Effective AC Bonus
Class Armor Skill Light (leather) Medium (chain) Heavy (plate)
Cleric
+3
+1 +1 = +2
+2 +2 = +4
+3 +3 = +6
Fighter
+3
+1 +1 = +2
+2 +2 = +4
+3 +3 = +6
Magic-User
+0
+1 +0 = +1
+2 +0 = +2
+3 +0 = +3
Thief
+1
+1 +1 = +2
+2 +0 = +2
+3 +0 = +3

In the table above, each armor column has three numbers: the inherent armor bonus, plus the class armor skill bonus, which together = the full AC bonus. The armor skill bonus only kicks in if it is not greater than the armor bonus. So, for example, a thief, who only has an armor skill of +1, gets no armor skill bonus when wearing chain, making chain equivalent in terms of protection to leather (though the thief can still wear chain if circumstances require it).Similarly, for example, magic-users benefit much less than fighters from plate, but a magic-user in plate is still better armored than a magic-user in leather. In effect, this system defines how much protection comes from just wearing the armor and how much protection comes from skill at fighting in armor. Some classes may get less benefit from wearing armor, but all penalties, whether they are encumbrance, speed reduction, thief skill impairment, spell failure chance, or anything else, apply in full. All else being equal, a thief will thus gain the same AC bonus from leather as they would from chain, but will take fewer penalties in the leather. The same thief will be slightly more protected in plate, though presumably at the cost of rather still penalties to sneaking and maybe fleeing (depending on the specific armor penalty rules that are active).

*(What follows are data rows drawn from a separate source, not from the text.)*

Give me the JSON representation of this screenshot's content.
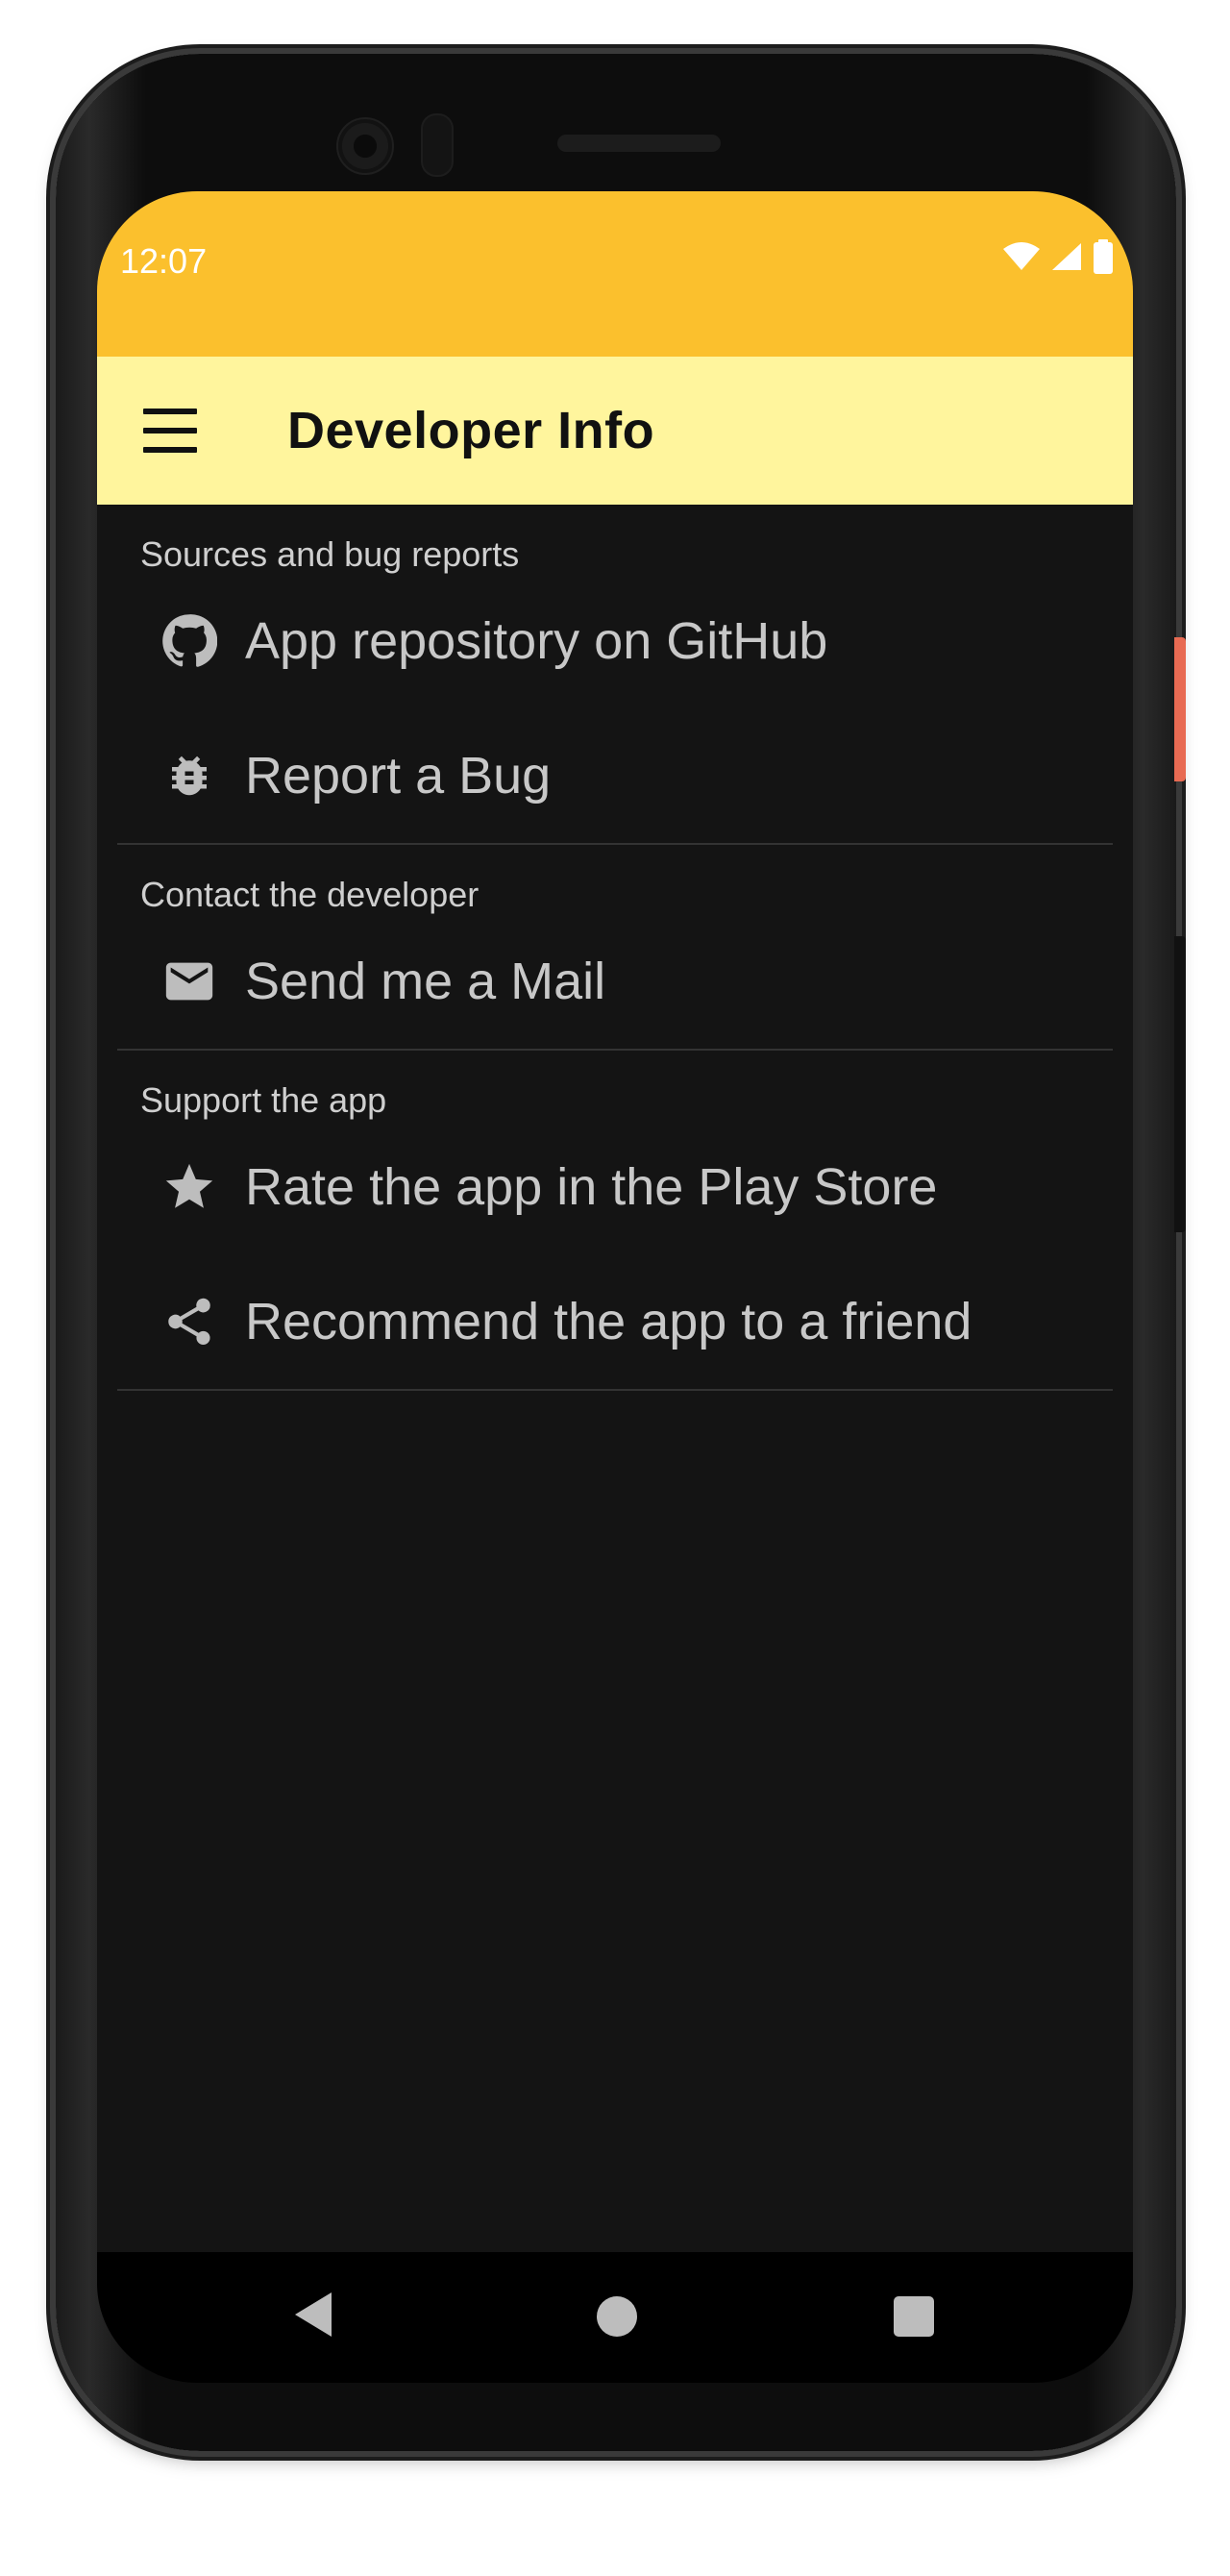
{
  "status_bar": {
    "time": "12:07",
    "icons": [
      "wifi-icon",
      "signal-icon",
      "battery-icon"
    ],
    "color": "#fbc02d"
  },
  "app_bar": {
    "title": "Developer Info",
    "menu_icon": "hamburger-menu-icon",
    "color": "#fff59d"
  },
  "sections": [
    {
      "header": "Sources and bug reports",
      "items": [
        {
          "icon": "github-icon",
          "label": "App repository on GitHub"
        },
        {
          "icon": "bug-icon",
          "label": "Report a Bug"
        }
      ]
    },
    {
      "header": "Contact the developer",
      "items": [
        {
          "icon": "mail-icon",
          "label": "Send me a Mail"
        }
      ]
    },
    {
      "header": "Support the app",
      "items": [
        {
          "icon": "star-icon",
          "label": "Rate the app in the Play Store"
        },
        {
          "icon": "share-icon",
          "label": "Recommend the app to a friend"
        }
      ]
    }
  ],
  "nav_bar": {
    "buttons": [
      "back-icon",
      "home-icon",
      "recents-icon"
    ]
  },
  "colors": {
    "background": "#141414",
    "text": "#c8c8c8",
    "divider": "#333333"
  }
}
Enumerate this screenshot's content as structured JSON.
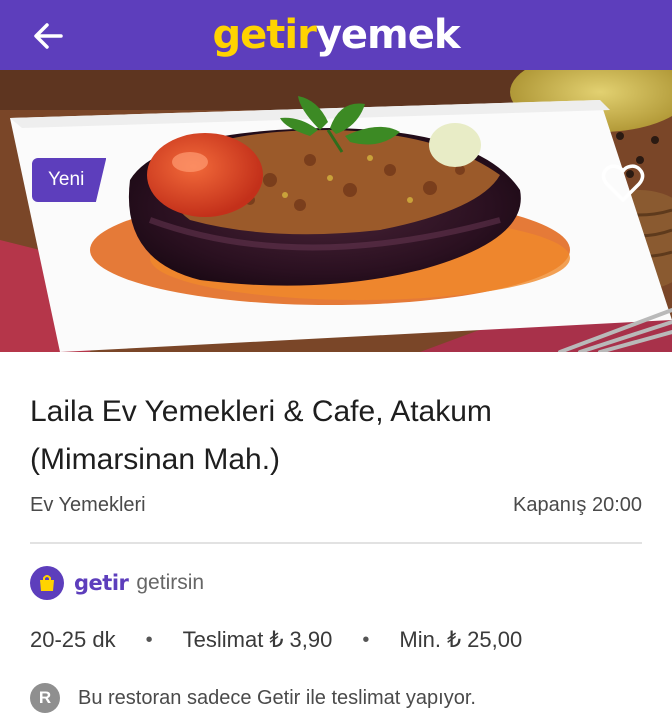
{
  "header": {
    "logo_getir": "getir",
    "logo_yemek": "yemek",
    "back_icon": "arrow-left-icon",
    "brand_color": "#5d3ebc",
    "accent_color": "#ffd300"
  },
  "hero": {
    "badge": "Yeni",
    "favorite_icon": "heart-outline-icon"
  },
  "restaurant": {
    "name": "Laila Ev Yemekleri & Cafe, Atakum (Mimarsinan Mah.)",
    "cuisine": "Ev Yemekleri",
    "closing": "Kapanış 20:00"
  },
  "delivery": {
    "brand": "getir",
    "label": "getirsin",
    "icon": "shopping-bag-icon"
  },
  "info": {
    "time": "20-25 dk",
    "fee": "Teslimat ₺ 3,90",
    "min": "Min. ₺ 25,00",
    "separator": "•"
  },
  "note": {
    "badge": "R",
    "text": "Bu restoran sadece Getir ile teslimat yapıyor."
  }
}
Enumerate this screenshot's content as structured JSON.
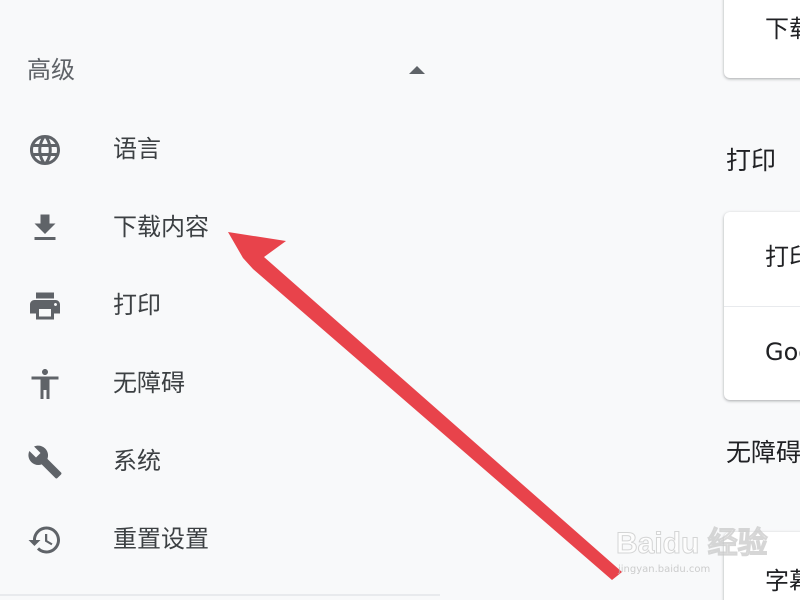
{
  "sidebar": {
    "section_title": "高级",
    "items": [
      {
        "label": "语言",
        "icon": "globe-icon"
      },
      {
        "label": "下载内容",
        "icon": "download-icon"
      },
      {
        "label": "打印",
        "icon": "printer-icon"
      },
      {
        "label": "无障碍",
        "icon": "accessibility-icon"
      },
      {
        "label": "系统",
        "icon": "wrench-icon"
      },
      {
        "label": "重置设置",
        "icon": "history-icon"
      }
    ]
  },
  "content": {
    "download_card_row": "下载",
    "print_heading": "打印",
    "print_rows": [
      "打印",
      "Goo"
    ],
    "accessibility_heading": "无障碍",
    "accessibility_row": "字幕"
  },
  "annotation": {
    "arrow_color": "#e8434b",
    "points_to": "下载内容"
  },
  "watermark": {
    "brand": "Baidu 经验",
    "url": "jingyan.baidu.com"
  },
  "colors": {
    "background": "#f8f9fa",
    "icon": "#5f6368",
    "text": "#3c4043"
  }
}
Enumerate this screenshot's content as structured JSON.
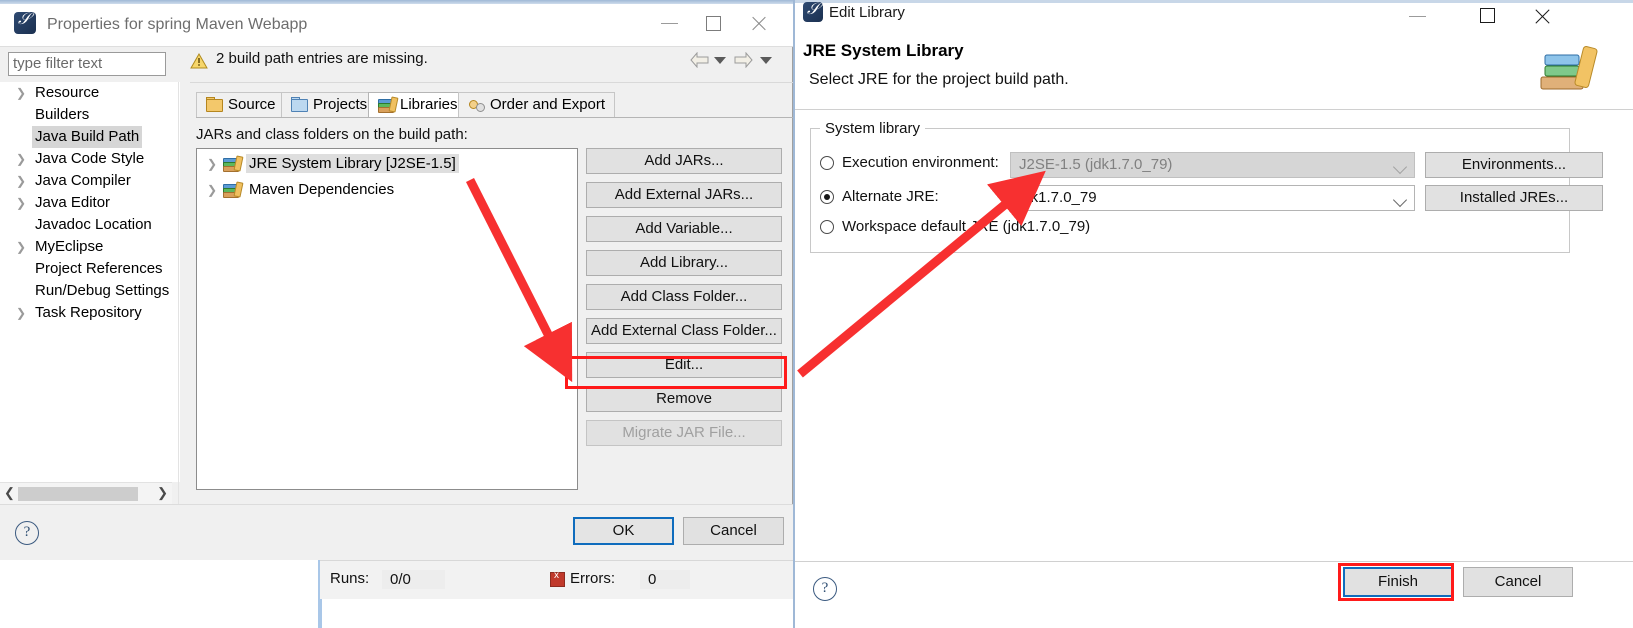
{
  "properties_dialog": {
    "title": "Properties for spring Maven Webapp",
    "app_icon": "eclipse-icon",
    "window_buttons": {
      "minimize": "–",
      "maximize": "□",
      "close": "✕"
    },
    "filter": {
      "placeholder": "type filter text",
      "value": "type filter text"
    },
    "tree_items": [
      {
        "label": "Resource",
        "expandable": true,
        "selected": false
      },
      {
        "label": "Builders",
        "expandable": false,
        "selected": false
      },
      {
        "label": "Java Build Path",
        "expandable": false,
        "selected": true
      },
      {
        "label": "Java Code Style",
        "expandable": true,
        "selected": false
      },
      {
        "label": "Java Compiler",
        "expandable": true,
        "selected": false
      },
      {
        "label": "Java Editor",
        "expandable": true,
        "selected": false
      },
      {
        "label": "Javadoc Location",
        "expandable": false,
        "selected": false
      },
      {
        "label": "MyEclipse",
        "expandable": true,
        "selected": false
      },
      {
        "label": "Project References",
        "expandable": false,
        "selected": false
      },
      {
        "label": "Run/Debug Settings",
        "expandable": false,
        "selected": false
      },
      {
        "label": "Task Repository",
        "expandable": true,
        "selected": false
      }
    ],
    "warning": {
      "text": "2 build path entries are missing.",
      "icon": "warning-icon"
    },
    "nav": {
      "back": "back-arrow-icon",
      "back_menu": "chevron-down-icon",
      "forward": "forward-arrow-icon",
      "forward_menu": "chevron-down-icon"
    },
    "tabs": [
      {
        "label": "Source",
        "icon": "source-folder-icon",
        "active": false
      },
      {
        "label": "Projects",
        "icon": "projects-folder-icon",
        "active": false
      },
      {
        "label": "Libraries",
        "icon": "books-icon",
        "active": true
      },
      {
        "label": "Order and Export",
        "icon": "order-export-icon",
        "active": false
      }
    ],
    "list_label": "JARs and class folders on the build path:",
    "list_items": [
      {
        "label": "JRE System Library [J2SE-1.5]",
        "icon": "books-icon",
        "expandable": true,
        "selected": true
      },
      {
        "label": "Maven Dependencies",
        "icon": "books-icon",
        "expandable": true,
        "selected": false
      }
    ],
    "buttons": [
      {
        "label": "Add JARs...",
        "disabled": false,
        "highlighted": false
      },
      {
        "label": "Add External JARs...",
        "disabled": false,
        "highlighted": false
      },
      {
        "label": "Add Variable...",
        "disabled": false,
        "highlighted": false
      },
      {
        "label": "Add Library...",
        "disabled": false,
        "highlighted": false
      },
      {
        "label": "Add Class Folder...",
        "disabled": false,
        "highlighted": false
      },
      {
        "label": "Add External Class Folder...",
        "disabled": false,
        "highlighted": false
      },
      {
        "label": "Edit...",
        "disabled": false,
        "highlighted": true
      },
      {
        "label": "Remove",
        "disabled": false,
        "highlighted": false
      },
      {
        "label": "Migrate JAR File...",
        "disabled": true,
        "highlighted": false
      }
    ],
    "footer": {
      "help": "?",
      "ok": "OK",
      "cancel": "Cancel"
    }
  },
  "edit_library_dialog": {
    "title": "Edit Library",
    "app_icon": "eclipse-icon",
    "window_buttons": {
      "minimize": "–",
      "maximize": "□",
      "close": "✕"
    },
    "heading": "JRE System Library",
    "subtitle": "Select JRE for the project build path.",
    "banner_icon": "books-stack-icon",
    "group_label": "System library",
    "options": [
      {
        "label": "Execution environment:",
        "selected": false,
        "combo_value": "J2SE-1.5 (jdk1.7.0_79)",
        "combo_disabled": true,
        "side_button": "Environments..."
      },
      {
        "label": "Alternate JRE:",
        "selected": true,
        "combo_value": "jdk1.7.0_79",
        "combo_disabled": false,
        "side_button": "Installed JREs..."
      },
      {
        "label": "Workspace default JRE (jdk1.7.0_79)",
        "selected": false,
        "combo_value": null,
        "combo_disabled": false,
        "side_button": null
      }
    ],
    "footer": {
      "help": "?",
      "finish": "Finish",
      "cancel": "Cancel"
    }
  },
  "background": {
    "status_runs_label": "Runs:",
    "status_runs_value": "0/0",
    "status_errors_label": "Errors:",
    "status_errors_value": "0",
    "errors_icon": "error-icon"
  },
  "annotations": {
    "highlight_color": "#ff1a1a",
    "arrow_from_tree_to_edit": "red-arrow-icon",
    "arrow_from_edit_to_alternate_jre": "red-arrow-icon",
    "box_edit_button": "red-highlight-box",
    "box_finish_button": "red-highlight-box"
  }
}
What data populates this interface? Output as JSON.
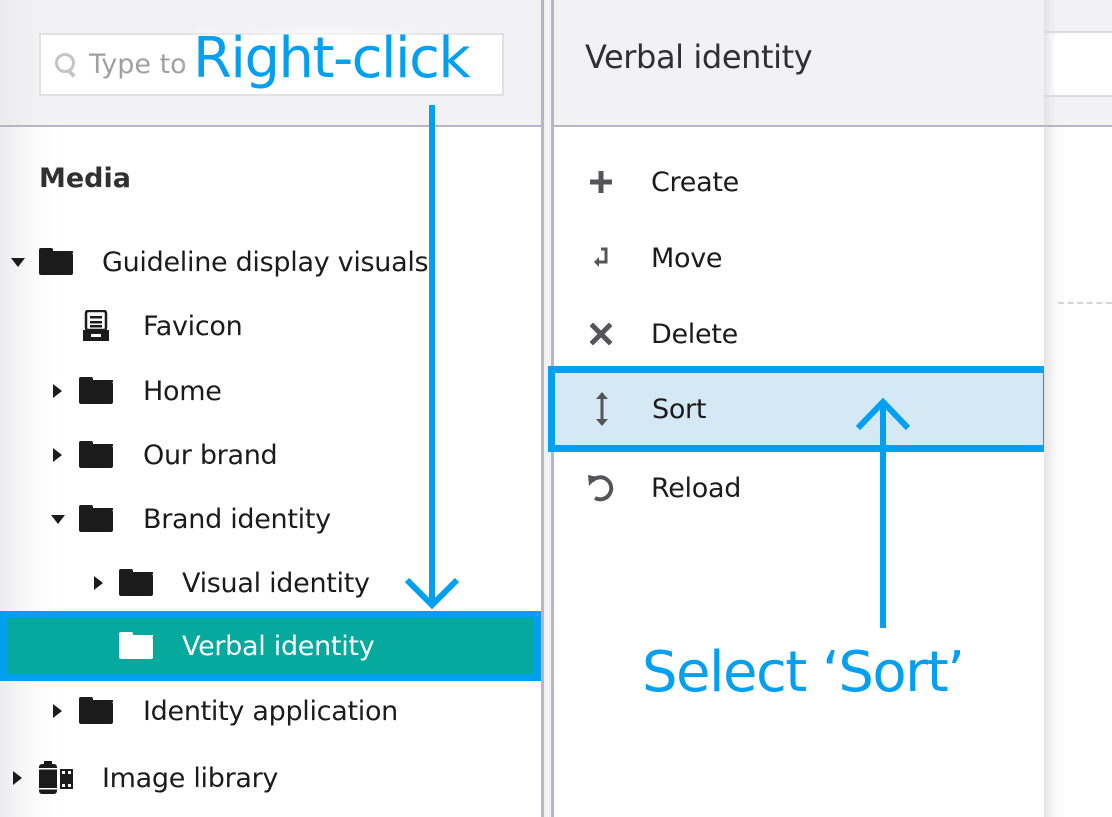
{
  "search": {
    "placeholder": "Type to"
  },
  "tree": {
    "section_title": "Media",
    "items": [
      {
        "label": "Guideline display visuals",
        "icon": "folder-icon",
        "caret": "down",
        "level": 0
      },
      {
        "label": "Favicon",
        "icon": "archive-icon",
        "caret": "none",
        "level": 1
      },
      {
        "label": "Home",
        "icon": "folder-icon",
        "caret": "right",
        "level": 1
      },
      {
        "label": "Our brand",
        "icon": "folder-icon",
        "caret": "right",
        "level": 1
      },
      {
        "label": "Brand identity",
        "icon": "folder-icon",
        "caret": "down",
        "level": 1
      },
      {
        "label": "Visual identity",
        "icon": "folder-icon",
        "caret": "right",
        "level": 2
      },
      {
        "label": "Verbal identity",
        "icon": "folder-icon",
        "caret": "none",
        "level": 2,
        "selected": true
      },
      {
        "label": "Identity application",
        "icon": "folder-icon",
        "caret": "right",
        "level": 1
      },
      {
        "label": "Image library",
        "icon": "media-library-icon",
        "caret": "right",
        "level": 0
      }
    ]
  },
  "menu": {
    "title": "Verbal identity",
    "items": [
      {
        "label": "Create",
        "icon": "plus-icon"
      },
      {
        "label": "Move",
        "icon": "move-arrow-icon"
      },
      {
        "label": "Delete",
        "icon": "x-icon"
      },
      {
        "label": "Sort",
        "icon": "sort-vertical-icon",
        "highlighted": true
      },
      {
        "label": "Reload",
        "icon": "reload-icon"
      }
    ]
  },
  "annotations": {
    "right_click": "Right-click",
    "select_sort": "Select ‘Sort’"
  },
  "colors": {
    "annotation_blue": "#03a0f1",
    "selected_row": "#06a99d",
    "highlight_bg": "#d5e9f5"
  }
}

Potential AC bonus from a shield is equal to half the armor skill, rounded down, meaning that thieves (who have a +1 armor skill) and magic-users (who have a +0 armor skill) would gain no benefit from using a shield, and fighters (who have a +3 armor skill) would gain a +1 from using a shield (as would any class that was deemed to have a medium armor skill). This ends up outputting the original numbers, which is nice, but also means that it is impossible to gain any benefit from a shield without armor skill, and I’m not sure that is satisfactory. Provisionally, I think characters without enough armor skill to use a shield should be able to get the +1 AC if they spend their action focusing on using the shield to defend.

Incidentally, this same system could easily be used with Hexagram, substituting the path of battle “defense” trait (or something derived from it) for the armor skill bonus described above.